Ashley Averell, President of The Garden Club of Frankfort, presented a program on "Collecting Botanical Prints" at the April meeting of the club held at the Franklin County Extension Office.
Averell said its amazing to research the early gardens of Europe by reviewing the publications of engravings of the various plants. Her favorite period is the early 1600s where the style was bold, graphic and straightforward in design.
In 1613, Basilus Besler's "Florilegium" in Nurenberg was a landmark of printing. Plates show over 1,000 drawings of plants by season. It is the record of the garden of the Bishop Prince of Eichstatt. Hundreds of species are depicted in the order which they bloomed.
Besler's plates showed plants artfully on the page because the one rule he followed in every drawing was that plants and its leaves turned outward to show all the details of each plant. Only 300 books were produced at that time and it is the largest botanical book to date.
Reprints were made in 1640 and later in 1713. The plates were melted in Munich in 1817. Today's process of photoengraving has made it possible to copy this publication for everyone's enjoyment.
DePasse's "Hortus Floridus" published in 1614 in Holland is unusual. The book was divided into the four seasons. In some copies there were extra plates of tulips, the most fashionable flower of the day. There was short text explaining the plants in Latin, but French, Dutch and English texts followed by the next year.
There are 20th century reprints available. Many of these plates are from the ground level view and include little bugs and mice. These plates are amazing for the time period and their influence was felt for years to come.
Sweert's collection of engraving (1612 in Frankfurt, Germany) was a catalog for seeds and bulbs.
Curtis' Botanical Magazine which started publishing in 1786 would include a few engravings in every issue. The magazine was continued for 200 years and was the one item that really created the interest that Averell has in botanical prints.
Averell said the most amazing thing about all these early issues is that after the engravings were printed, each print was hand painted.
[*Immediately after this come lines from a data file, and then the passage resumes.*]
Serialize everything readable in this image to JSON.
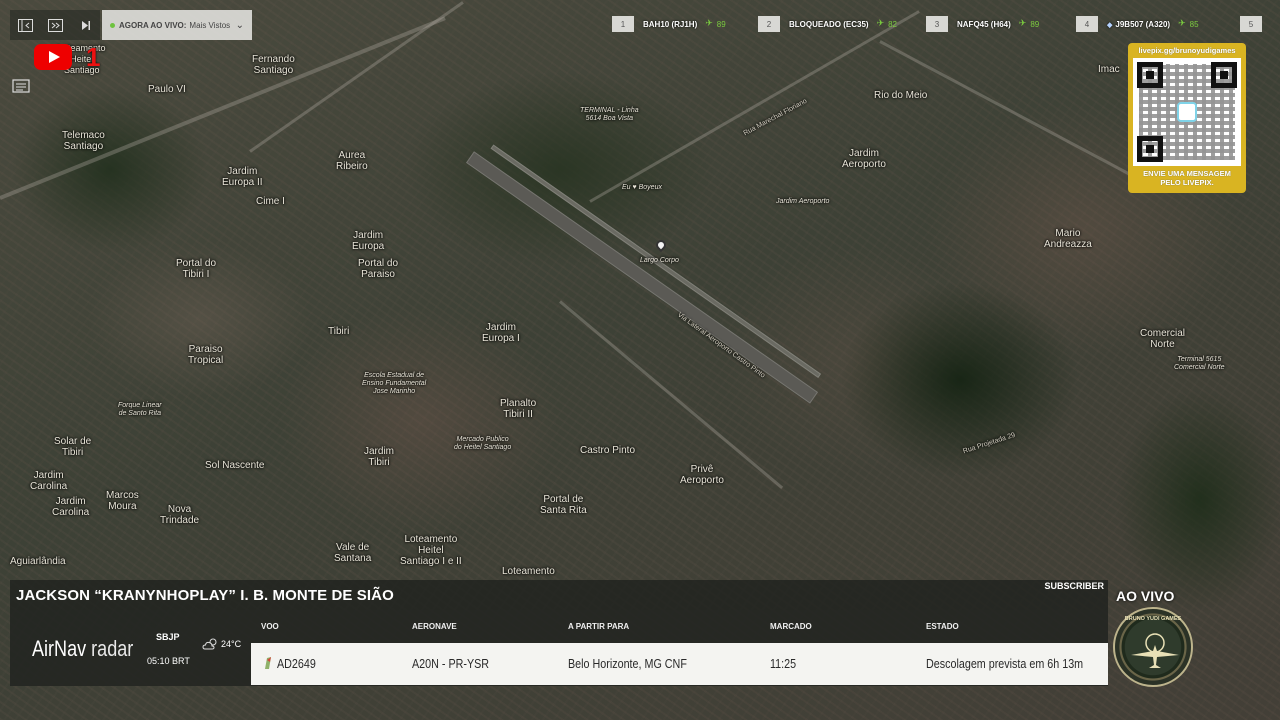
{
  "topbar": {
    "now_live_label": "AGORA AO VIVO:",
    "now_live_value": "Mais Vistos"
  },
  "youtube": {
    "count": "1"
  },
  "ranking": [
    {
      "position": "1",
      "name": "BAH10 (RJ1H)",
      "score": "89",
      "flag": ""
    },
    {
      "position": "2",
      "name": "BLOQUEADO (EC35)",
      "score": "82",
      "flag": ""
    },
    {
      "position": "3",
      "name": "NAFQ45 (H64)",
      "score": "89",
      "flag": ""
    },
    {
      "position": "4",
      "name": "J9B507 (A320)",
      "score": "85",
      "flag": "◆"
    },
    {
      "position": "5",
      "name": "",
      "score": "",
      "flag": ""
    }
  ],
  "qr": {
    "url": "livepix.gg/brunoyudigames",
    "message_line1": "ENVIE UMA MENSAGEM",
    "message_line2": "PELO LIVEPIX."
  },
  "map_labels": {
    "fernando": "Fernando",
    "fernando2": "Santiago",
    "loteamento_tl1": "Loteamento",
    "loteamento_tl2": "Heitel",
    "loteamento_tl3": "Santiago",
    "paulo_vi": "Paulo VI",
    "telemaco1": "Telemaco",
    "telemaco2": "Santiago",
    "aurea1": "Aurea",
    "aurea2": "Ribeiro",
    "jardim_europa_ii_1": "Jardim",
    "jardim_europa_ii_2": "Europa II",
    "cime": "Cime I",
    "jardim_europa1": "Jardim",
    "jardim_europa2": "Europa",
    "portal_tibiri1": "Portal do",
    "portal_tibiri2": "Tibiri I",
    "portal_paraiso1": "Portal do",
    "portal_paraiso2": "Paraiso",
    "tibiri": "Tibiri",
    "paraiso1": "Paraiso",
    "paraiso2": "Tropical",
    "forque1": "Forque Linear",
    "forque2": "de Santo Rita",
    "escola1": "Escola Estadual de",
    "escola2": "Ensino Fundamental",
    "escola3": "Jose Marinho",
    "jardim_europa_i_1": "Jardim",
    "jardim_europa_i_2": "Europa I",
    "planalto1": "Planalto",
    "planalto2": "Tibiri II",
    "mercado1": "Mercado Publico",
    "mercado2": "do Heitel Santiago",
    "solar1": "Solar de",
    "solar2": "Tibiri",
    "sol_nascente": "Sol Nascente",
    "jardim_tibiri1": "Jardim",
    "jardim_tibiri2": "Tibiri",
    "castro_pinto": "Castro Pinto",
    "jardim_carolina1": "Jardim",
    "jardim_carolina2": "Carolina",
    "marcos1": "Marcos",
    "marcos2": "Moura",
    "jardim_carolina_b1": "Jardim",
    "jardim_carolina_b2": "Carolina",
    "nova1": "Nova",
    "nova2": "Trindade",
    "portal_santa1": "Portal de",
    "portal_santa2": "Santa Rita",
    "prive1": "Privê",
    "prive2": "Aeroporto",
    "vale1": "Vale de",
    "vale2": "Santana",
    "lot_heitel1": "Loteamento",
    "lot_heitel2": "Heitel",
    "lot_heitel3": "Santiago I e II",
    "aguiarlandia": "Aguiarlândia",
    "loteamento_bottom": "Loteamento",
    "terminal1": "TERMINAL - Linha",
    "terminal2": "5614 Boa Vista",
    "eu_boyeux": "Eu ♥ Boyeux",
    "largo_corpo": "Largo Corpo",
    "rio_do_meio": "Rio do Meio",
    "jardim_aeroporto1": "Jardim",
    "jardim_aeroporto2": "Aeroporto",
    "jardim_aeroporto_small": "Jardim Aeroporto",
    "mario1": "Mario",
    "mario2": "Andreazza",
    "comercial1": "Comercial",
    "comercial2": "Norte",
    "terminal_cn1": "Terminal 5615",
    "terminal_cn2": "Comercial Norte",
    "imac": "Imac",
    "rua_projetada": "Rua Projetada 29",
    "via_lateral": "Via Lateral Aeroporto Castro Pinto",
    "rua_marechal": "Rua Marechal Floriano"
  },
  "sponsor": {
    "name": "JACKSON “KRANYNHOPLAY” I. B. MONTE DE SIÃO",
    "subscriber_label": "SUBSCRIBER"
  },
  "airnav": {
    "brand": "AirNav",
    "brand_suffix": "radar"
  },
  "airport": {
    "code": "SBJP",
    "time": "05:10 BRT",
    "temperature": "24°C"
  },
  "flight_table": {
    "headers": {
      "flight": "VOO",
      "aircraft": "AERONAVE",
      "route": "A PARTIR PARA",
      "scheduled": "MARCADO",
      "status": "ESTADO"
    },
    "row": {
      "flight": "AD2649",
      "aircraft": "A20N - PR-YSR",
      "route": "Belo Horizonte, MG CNF",
      "scheduled": "11:25",
      "status": "Descolagem prevista em 6h 13m"
    }
  },
  "live": {
    "label": "AO VIVO"
  },
  "channel_badge": {
    "top_text": "BRUNO YUDI GAMES",
    "bottom_text": ""
  },
  "colors": {
    "score_green": "#7bcb3f",
    "youtube_red": "#ee0000",
    "qr_gold": "#d9b422"
  }
}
Averell recommends Wilfrid Blunt's "The Art of Botanical Illustrations" as an excellent source of information for anyone who is interested in collecting and studying these early engravings.
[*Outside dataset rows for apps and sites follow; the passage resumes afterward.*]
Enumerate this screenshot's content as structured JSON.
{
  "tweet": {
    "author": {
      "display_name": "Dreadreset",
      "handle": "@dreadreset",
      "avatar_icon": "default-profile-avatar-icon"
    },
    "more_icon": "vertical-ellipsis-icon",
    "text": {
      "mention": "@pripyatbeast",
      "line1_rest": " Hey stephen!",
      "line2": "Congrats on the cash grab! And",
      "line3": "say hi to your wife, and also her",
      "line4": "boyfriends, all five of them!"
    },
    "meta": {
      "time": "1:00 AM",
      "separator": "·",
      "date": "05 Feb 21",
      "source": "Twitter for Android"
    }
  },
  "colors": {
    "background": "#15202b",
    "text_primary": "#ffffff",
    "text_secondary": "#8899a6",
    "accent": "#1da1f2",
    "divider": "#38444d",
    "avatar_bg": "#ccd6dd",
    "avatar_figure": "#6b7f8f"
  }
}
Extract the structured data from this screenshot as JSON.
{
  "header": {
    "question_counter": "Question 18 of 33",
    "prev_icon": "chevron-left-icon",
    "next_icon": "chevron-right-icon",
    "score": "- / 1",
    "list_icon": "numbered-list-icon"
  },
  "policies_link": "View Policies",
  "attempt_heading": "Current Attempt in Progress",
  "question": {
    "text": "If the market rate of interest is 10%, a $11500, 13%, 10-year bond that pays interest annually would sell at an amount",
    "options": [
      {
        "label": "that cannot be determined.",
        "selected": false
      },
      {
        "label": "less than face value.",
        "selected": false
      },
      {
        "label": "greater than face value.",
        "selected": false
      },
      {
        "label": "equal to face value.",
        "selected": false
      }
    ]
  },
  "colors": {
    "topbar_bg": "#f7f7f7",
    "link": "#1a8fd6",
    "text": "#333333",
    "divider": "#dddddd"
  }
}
In other business, it was announced that the club has donated to the Paul Sawyer Library the following books: Creative Floral Designs, The Well-Tended Perennial Garden, Flower Arranging Style, Succession Planting for Year-round Pleasure and Southeast Home Landscaping.